What Is a Casino?
A casino, or gambling house, is an establishment that offers various types of gambling. It also provides entertainment such as stand-up comedy, shows and sporting events. Some casinos are open to the public; others are private. Most modern casinos are combined with hotels and/or resorts. The word “casino” is derived from Latin casus, meaning a box or enclosure.
In the United States, a casino is usually a large, full-service facility featuring games of chance and a variety of other entertainment options. They are most often associated with Las Vegas, Nevada, although they can be found in many other places. Guests may gamble by playing games of chance or skill; the former requires only luck, while the latter usually involves some element of strategy. The games themselves are closely monitored for adherence to strict rules of fairness. Casino security personnel patrol the gaming floor and use specialized cameras to oversee the games.

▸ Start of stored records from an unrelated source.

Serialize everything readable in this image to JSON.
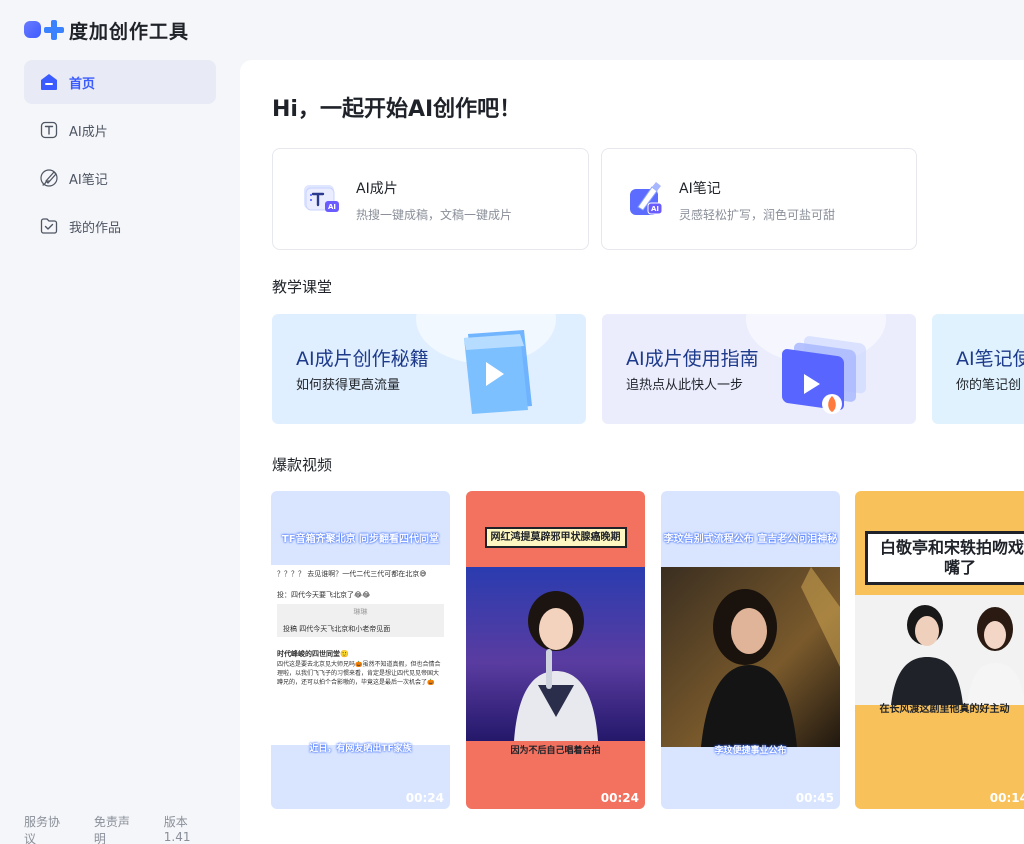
{
  "brand": {
    "name": "度加创作工具"
  },
  "nav": {
    "items": [
      {
        "label": "首页",
        "icon": "home-icon",
        "active": true
      },
      {
        "label": "AI成片",
        "icon": "text-t-icon"
      },
      {
        "label": "AI笔记",
        "icon": "pen-icon"
      },
      {
        "label": "我的作品",
        "icon": "folder-check-icon"
      }
    ]
  },
  "footer": {
    "terms": "服务协议",
    "disclaimer": "免责声明",
    "version": "版本 1.41"
  },
  "main": {
    "greeting": "Hi，一起开始AI创作吧！",
    "features": [
      {
        "title": "AI成片",
        "desc": "热搜一键成稿，文稿一键成片",
        "icon": "ai-video-icon"
      },
      {
        "title": "AI笔记",
        "desc": "灵感轻松扩写，润色可盐可甜",
        "icon": "ai-note-icon"
      }
    ],
    "tutorial_section": "教学课堂",
    "tutorials": [
      {
        "title": "AI成片创作秘籍",
        "subtitle": "如何获得更高流量",
        "icon": "play-cube-icon",
        "bg": "#e0efff"
      },
      {
        "title": "AI成片使用指南",
        "subtitle": "追热点从此快人一步",
        "icon": "play-window-icon",
        "bg": "#ebedfd"
      },
      {
        "title": "AI笔记使",
        "subtitle": "你的笔记创",
        "icon": "note-icon",
        "bg": "#dff2fd"
      }
    ],
    "video_section": "爆款视频",
    "videos": [
      {
        "top_caption": "TF音箱齐聚北京 同步翻看四代同堂",
        "bottom_caption": "近日，有网友晒出TF家族",
        "duration": "00:24",
        "bg": "#d9e5ff"
      },
      {
        "top_caption": "网红鸿提莫辟邪甲状腺癌晚期",
        "bottom_caption": "因为不后自己唱着合拍",
        "duration": "00:24",
        "bg": "#f2715f"
      },
      {
        "top_caption": "李玟告别式流程公布 宣吉老公问泪神秘",
        "bottom_caption": "李玟便捷事业公布",
        "duration": "00:45",
        "bg": "#d9e5ff"
      },
      {
        "top_caption": "白敬亭和宋轶拍吻戏张嘴了",
        "bottom_caption": "在长风渡这剧里他真的好主动",
        "duration": "00:14",
        "bg": "#f8c15a"
      }
    ],
    "post_snippets": {
      "line1": "？？？？ 去见谁啊？一代二代三代可都在北京😅",
      "line2": "投：四代今天要飞北京了😂😂",
      "reply_name": "琳琳",
      "reply_text": "投稿 四代今天飞北京和小老帝见面",
      "line3": "时代峰峻的四世同堂🙂",
      "line4": "四代这是要去北京见大师兄吗🎃虽然不知道真假，但也合情合理啦，以我们飞飞子的习惯来看，肯定是想让四代见见帝国大蹲兄的，还可以拍个合影嗷的，毕竟这是最后一次机会了🎃"
    }
  }
}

The concept of a casino as an integrated entertainment complex was developed in the United States in the 1950s, with the first casinos being built around Las Vegas. Since then, the industry has become global and diverse. Today’s casinos offer a wide range of gambling options, including blackjack, roulette, baccarat, craps and video poker. They also feature restaurants, bars and entertainment venues. While the casino’s glitz, glamour and style make it an attraction for many, studies have shown that compulsive gamblers contribute a significant portion of the profits to the casinos they frequent and that the social costs (such as increased crime) outweigh any economic benefits.